BOTTLED

  • In order to succeed in life you need three things - a wish bone, a back bone and a funny bone. Reba Mcentire

Friday, December 2, 2011

MOM AMES REMEMBERED

I loved my mother-in-law.
I had great respect for her.
Katherine May Shelton Ames
Today would have been her 91st birthday.
She passed away 1 January 1990.
We miss her often.

Katherine May Shelton

Thanksgiving finished and Christmas coming marks the start of December. Her birthday marked the month's beginning even more.  Summer is past, Fall leaves are on the ground and harvest completed as Winter arrives, but the wonder and beauty of the earth and all of creation never ends. Her awareness of that beauty and love of God's creatures and creations stands significantly as part of my remembrances of her.

My husband accepted another invitation to share memories. I post his e-mail here for all that loved her or may want to know more about her.  He is a great story teller - enjoy!

"One night, on top of the world’s largest flat top mountain [Grand Mesa, Colorado], with 21 Cub Scouts watching a meteor shower instead of sleeping, my mother expounded the constellations of the heavens.  I’m not sure we slept at all that night but I have never seen so many falling stars in one night since.

"They say you’re supposed to make a wish when you see a falling star.  For each one of those stars I want to wish my mother a happy birthday.
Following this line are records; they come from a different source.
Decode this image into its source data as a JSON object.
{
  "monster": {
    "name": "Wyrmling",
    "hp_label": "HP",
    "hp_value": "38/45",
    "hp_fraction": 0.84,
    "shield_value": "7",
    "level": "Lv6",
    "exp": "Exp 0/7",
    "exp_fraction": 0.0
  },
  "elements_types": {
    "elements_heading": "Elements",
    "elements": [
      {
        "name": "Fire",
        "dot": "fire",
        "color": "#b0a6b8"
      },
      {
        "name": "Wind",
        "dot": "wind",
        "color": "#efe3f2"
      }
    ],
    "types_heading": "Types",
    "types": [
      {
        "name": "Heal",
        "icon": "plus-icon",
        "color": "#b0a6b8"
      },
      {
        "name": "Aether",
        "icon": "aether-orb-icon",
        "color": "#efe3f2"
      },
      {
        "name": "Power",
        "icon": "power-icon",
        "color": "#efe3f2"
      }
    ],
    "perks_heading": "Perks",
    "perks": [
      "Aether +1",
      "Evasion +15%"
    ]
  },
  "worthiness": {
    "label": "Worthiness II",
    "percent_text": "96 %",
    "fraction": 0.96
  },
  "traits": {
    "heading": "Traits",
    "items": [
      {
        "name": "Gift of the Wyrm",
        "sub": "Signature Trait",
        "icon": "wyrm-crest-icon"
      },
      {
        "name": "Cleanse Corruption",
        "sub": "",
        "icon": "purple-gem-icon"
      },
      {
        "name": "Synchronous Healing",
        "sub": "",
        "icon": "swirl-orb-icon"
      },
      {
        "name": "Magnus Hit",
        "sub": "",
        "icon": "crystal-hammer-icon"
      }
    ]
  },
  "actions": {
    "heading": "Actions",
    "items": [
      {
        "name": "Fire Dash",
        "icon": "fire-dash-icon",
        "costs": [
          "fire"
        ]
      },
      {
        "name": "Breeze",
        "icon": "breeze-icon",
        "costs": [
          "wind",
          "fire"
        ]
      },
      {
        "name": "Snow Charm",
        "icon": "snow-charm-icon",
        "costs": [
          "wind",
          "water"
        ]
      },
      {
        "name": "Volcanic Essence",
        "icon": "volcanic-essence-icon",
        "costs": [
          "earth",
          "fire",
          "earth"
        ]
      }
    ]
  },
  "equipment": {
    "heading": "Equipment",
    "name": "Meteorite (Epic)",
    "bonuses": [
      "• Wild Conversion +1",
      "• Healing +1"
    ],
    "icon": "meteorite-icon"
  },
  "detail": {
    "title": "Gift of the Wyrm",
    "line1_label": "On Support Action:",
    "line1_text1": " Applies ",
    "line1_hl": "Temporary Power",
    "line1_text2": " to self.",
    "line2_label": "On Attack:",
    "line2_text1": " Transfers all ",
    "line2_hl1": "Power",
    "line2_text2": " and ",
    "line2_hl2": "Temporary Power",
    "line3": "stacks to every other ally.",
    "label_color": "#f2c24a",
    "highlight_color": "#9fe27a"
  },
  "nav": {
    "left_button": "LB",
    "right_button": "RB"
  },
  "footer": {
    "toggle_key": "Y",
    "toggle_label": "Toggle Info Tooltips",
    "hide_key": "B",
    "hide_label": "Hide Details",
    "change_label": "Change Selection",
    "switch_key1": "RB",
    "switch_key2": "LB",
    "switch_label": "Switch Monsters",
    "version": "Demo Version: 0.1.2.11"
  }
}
"Since you may not have known my mother as I did I will introduce her to you.  She had very many very useful skills.  She could pack.  Often when we were hunting mom stayed in camp with the younger children.  Of course camp was where-ever she was.  On one occasion we were driving around and found an old pot bellied stove.  Mom decided to take it home and put all of us to work unloading the van and reloading it with the stove inside.  Pot bellied stoves are not small and are very hard to hide but when we were through the stove was in the van and no one could even tell it was there.

"There was a place where we went hunting every year.  Somehow it seemed that no one else ever went there.  One year we used pine needles to form the foundation of an imaginary house.  It was complete with a bedroom for everyone.  There was a kitchen and living room.  I believe we even had a guest room.  Every year we would go back and add more pine needles to the walls of our house.  When we weren't building the house we would make mom crowns and jewelry from pine needles and wild flowers.  (The green pine needles grow in bunches of 3.  By removing two needles the third can be bent around and slipped back into the sleeve which holds them all together making a link for a chain.  When the chain is made flowers are slipped into the links making a crown.)

"In the forest there were always trees that had died.  They were easy to find because the top half would be broken off and there would be no living green.  Whenever we found one of these mom would stop driving and let us out to push the tree over.   She taught us to keep our “eyes peeled” when we were in the forest and commented on how much was missed by those who sped through the forest without glancing at a tree.

"Another useful talent she had was sewing.  When I was a teenage boy she made me a purple denim suit and a shirt with tiny purple flowers.  The shirt glowed under blacklight.  It was cool.  Then she made me a bronze pin striped suit with bell bottomed pants, a vest with magic pockets (I could put things in the outside pocket and take them out of the inside pocket), a golden shirt and a pink tie.  It was awesome.  Everyone at school wanted one.  In the district seminary I was chosen to be on a panel to answer questions about how to dress – because the adult leaders also thought my suit was awesome.  What they didn't know was that my mom was awesome.

"After I took 5th place in the Utah Amateur Ballroom Dance Competition I went to a church dance and learned that my mom was also a dancer.  In fact she danced as well as my partner and better than anyone else I had ever danced with.

Katherine May Shelton and Wallace Will Ames
26 March 1942 wedding day
"So in memory of my mother’s birthday today – find a star to wish on, push over a [dead] tree, and as the lady says in the song 'get up and dance'.”